To assault someone is to threaten him or her with physical harm or unlawful contact. If the person committing the assault carries out the threat, that is an example of a battery. Assault and battery are two separate crimes, but they often occur together, and the alleged perpetrator can then face charges of both.
Not every threatening word or action rises to the level of assault. There are certain requirements that must be present.
The California Penal Code defines assault as an unlawful attempt to commit a violent injury upon the person of another. However, it specifies that the person committing the alleged assault must have the present ability to carry out the attack. If the person making the alleged threat does not have the ability to carry it out, then it would not put a person in reasonable fear of physical harm. Therefore, it is not a true assault.
Threatening words alone may not be sufficient grounds to bring an assault charge. According to Rasmussen College, it is usually necessary to combine them with a physical action of some sort. For example, a person could shout violent threats at someone else while throwing punches or giving them chase. The alleged aggressor does not necessarily have to follow through on the action to have committed assault.

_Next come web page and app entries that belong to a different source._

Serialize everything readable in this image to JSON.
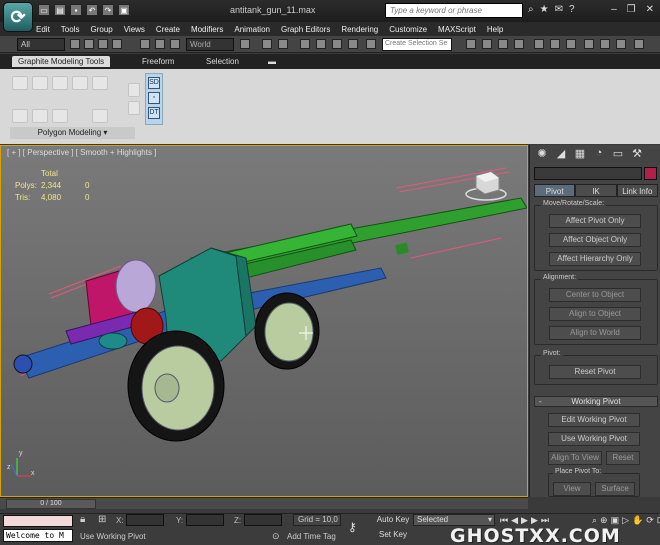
{
  "titlebar": {
    "app_icon": "3ds-max-logo",
    "window_title": "antitank_gun_11.max",
    "search_placeholder": "Type a keyword or phrase"
  },
  "menu": [
    "Edit",
    "Tools",
    "Group",
    "Views",
    "Create",
    "Modifiers",
    "Animation",
    "Graph Editors",
    "Rendering",
    "Customize",
    "MAXScript",
    "Help"
  ],
  "toolbar": {
    "selection_filter": "All",
    "ref_coord_system": "World",
    "named_selection_placeholder": "Create Selection Se"
  },
  "ribbon": {
    "tabs": [
      "Graphite Modeling Tools",
      "Freeform",
      "Selection"
    ],
    "active_tab": "Graphite Modeling Tools",
    "panel_label": "Polygon Modeling"
  },
  "viewport": {
    "label": "[ + ] [ Perspective ] [ Smooth + Highlights ]",
    "stats": {
      "header": "Total",
      "polys_label": "Polys:",
      "polys_total": "2,344",
      "polys_sel": "0",
      "tris_label": "Tris:",
      "tris_total": "4,080",
      "tris_sel": "0"
    },
    "axis": {
      "x": "x",
      "y": "y",
      "z": "z"
    }
  },
  "command_panel": {
    "hierarchy_tabs": [
      "Pivot",
      "IK",
      "Link Info"
    ],
    "active_tab": "Pivot",
    "move_rotate_scale": {
      "title": "Move/Rotate/Scale:",
      "buttons": [
        "Affect Pivot Only",
        "Affect Object Only",
        "Affect Hierarchy Only"
      ]
    },
    "alignment": {
      "title": "Alignment:",
      "buttons": [
        "Center to Object",
        "Align to Object",
        "Align to World"
      ]
    },
    "pivot": {
      "title": "Pivot:",
      "button": "Reset Pivot"
    },
    "working_pivot": {
      "header": "Working Pivot",
      "collapse": "-",
      "edit_button": "Edit Working Pivot",
      "use_button": "Use Working Pivot",
      "align_to_view": "Align To View",
      "reset": "Reset",
      "place_title": "Place Pivot To:",
      "view": "View",
      "surface": "Surface"
    }
  },
  "timeline": {
    "slider_label": "0 / 100"
  },
  "statusbar": {
    "maxscript_listener": "Welcome to M",
    "x_label": "X:",
    "y_label": "Y:",
    "z_label": "Z:",
    "grid": "Grid = 10,0",
    "prompt": "Use Working Pivot",
    "add_time_tag": "Add Time Tag",
    "auto_key": "Auto Key",
    "set_key": "Set Key",
    "selected_option": "Selected"
  },
  "watermark": "GHOSTXX.COM",
  "colors": {
    "barrel": "#2fa02f",
    "shield": "#1f8a7a",
    "wheel_tire": "#151515",
    "wheel_hub": "#b8cca0",
    "carriage": "#2d5fb0",
    "viewport_border": "#d8a000",
    "object_color": "#b0204a"
  }
}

In other words, a person can still commit assault even without catching the person he or she is chasing or by throwing punches that do not land. A completed action would be necessary for a charge of battery but not for a charge of assault.